The saddle, a white and black San Marco Ponza was fine – to be honest I didn’t really notice it, which is exactly what you want from a seat.
Braking on the bike was delivered by Shimano Ultegra STI levers pulling on Kuota-branded SRAM-derived calipers, which were more than up to the job; a tiny bit lacking in feedback, but certainly strong and progressive enough.
The chainset was again Kutoa’s version of an SRAM unit, the Compact CK04, with 50/34t chainrings, and combined with a selection of sprockets on the Shimano cassette from 12t to 25t, gave gearing small enough for all the climbs on the island.
I was very grateful for the low gearing when I blew up ‘majorly’ as Sean Kelly would have it, whilst climbing towards Orient one afternoon.
On occasion though, downhill or on the flat with a tailwind, I did think that I could have done with something bigger at the top end, but generally this isn’t going to be an issue on a bike that’s going to be used for training or touring.

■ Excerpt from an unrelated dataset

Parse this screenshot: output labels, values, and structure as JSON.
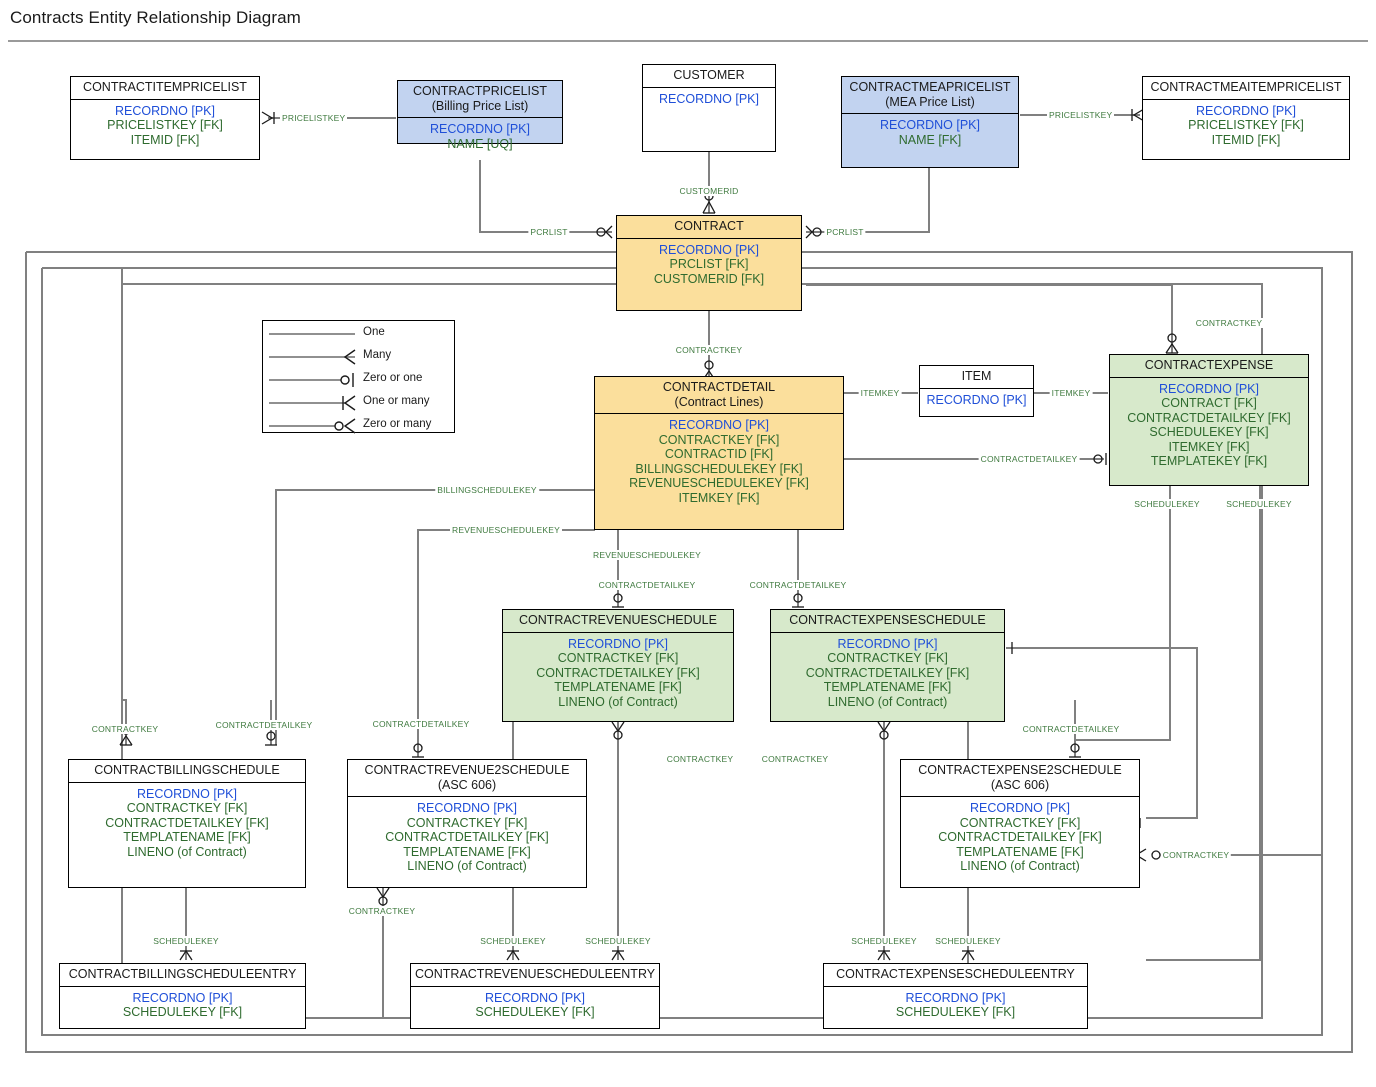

Gear changes are done by Shimano Ultegra mechanisms, and these worked exactly as you’d expect – flawlessly.
In fact, being used to Ultegra shifting on my own bike, I thought that the setup on the Kuota was even crisper than normal – perhaps a combination of smaller chainrings and subsequent shorter chain.
The Aluminium Fulcrum Racing rims on black Kuota (SRAM Rival-based) hubs provided training wheels sturdy enough for everything I could throw at them, and the Kuota Kriterium tyres (actually manufactured by Kenda) provided a comfortable ride and ample grip on the dry and dusty roads – just make sure you pump them up to the recommended pressures so that they sit on the rim correctly.
All in all, I’d recommend looking into hiring a bike this way, the experience of renting a bike rather than taking my own one with me was very worthwhile; not having to break my own bike up to put it into a box, avoiding the potential for my bike getting damaged in transit, and the fact that with a hire bike from PCH you have the support of an established and fully tooled-up bike shop, and willing, ‘nothing-is-too-much trouble’ mechanical support.